Carriacou is the largest of the Grenadine islands, about the size of Manhattan at 34 square km (13 square miles), but an island with a very different pace of life. It lies just a half hour flight or 90-minute ferry ride to the north of Grenada. Like Grenada, the island was inhabited by indigenous Amerindians, then under French and British colonial rule, all of whom left their mark on the landscape. Despite its proximity to Grenada and shared political history, Carriacou is proudly independent from the mainland, with unique traditions, culture and customs, and abundant in natural beauty. A destination in itself, it’s worth planning a few days to explore Carriacou, enjoy its cultural, music and sailing festivals, or just unwind and be at peace in paradise.
Points of Interest
Belair National Park
A beautiful national park with a network of hiking trails through mahogany forests, outstanding scenery and nearby plantation ruins including a well-preserved windmill. It’s also the site for the annual Maroon and Stringband Music Festival.
Housed in an old cotton factory, with a small collection of artefacts from the island’s Amerindian inhabitants, African heritage and colonial past, it’s a good place to get a feel for the island’s history.
The seaside village is known for its boat-building traditions, a craft passed down through the generations from Scottish settlers in the 19th century. You can often see a wooden sloop being built near to the waves. Read more in our feature 'Boatbuilding: A Proud Nautical Tradition Endures'.
Oyster Bed Mangroves
Within a marine protected area in Tyrell Bay, oysters grow between the mangrove roots, a rare phenomenon in the region. Explore the mangroves by kayak, keeping an eye out for the many birds that nest here.
Petite Carenage Bay
A bird sanctuary and turtle nesting ground. Visitors can join conservation groups on night watches to protect turtles nesting and new hatchlings heading for the sea.
High North Peak
A scenic hike to the highest point on the island with an elevation of 291 meters (955 ft), offering panoramic views of the whole island and the Grenadines beyond. Walking through the national reserve, keep an eye out for iguanas, land tortoises, soldier crabs and other wildlife.
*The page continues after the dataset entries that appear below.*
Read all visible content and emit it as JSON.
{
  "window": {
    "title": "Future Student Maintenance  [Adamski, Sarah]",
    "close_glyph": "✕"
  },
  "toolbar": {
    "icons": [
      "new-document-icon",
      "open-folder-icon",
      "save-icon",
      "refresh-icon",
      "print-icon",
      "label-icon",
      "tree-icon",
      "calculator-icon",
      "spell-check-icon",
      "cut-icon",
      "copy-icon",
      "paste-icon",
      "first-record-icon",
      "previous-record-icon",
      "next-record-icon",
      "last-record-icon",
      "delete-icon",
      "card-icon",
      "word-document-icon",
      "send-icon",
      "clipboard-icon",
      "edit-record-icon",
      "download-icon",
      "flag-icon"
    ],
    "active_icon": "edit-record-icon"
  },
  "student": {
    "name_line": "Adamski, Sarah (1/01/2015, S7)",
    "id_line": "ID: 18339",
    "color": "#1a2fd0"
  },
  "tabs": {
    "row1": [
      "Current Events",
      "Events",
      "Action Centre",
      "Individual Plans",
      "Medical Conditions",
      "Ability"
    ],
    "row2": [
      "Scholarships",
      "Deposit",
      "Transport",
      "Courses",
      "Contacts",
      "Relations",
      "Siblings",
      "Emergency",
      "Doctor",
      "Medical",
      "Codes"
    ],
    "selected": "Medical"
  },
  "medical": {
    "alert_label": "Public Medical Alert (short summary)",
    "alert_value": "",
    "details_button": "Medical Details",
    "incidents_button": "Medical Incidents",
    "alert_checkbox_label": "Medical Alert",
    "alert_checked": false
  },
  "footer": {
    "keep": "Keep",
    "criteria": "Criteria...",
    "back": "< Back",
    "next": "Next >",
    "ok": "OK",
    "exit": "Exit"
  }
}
Ready for some sun sand and sea? Carriacou has some beautiful beaches - check out our feature, 'Beaches of Carriacou and Petite Martinique'.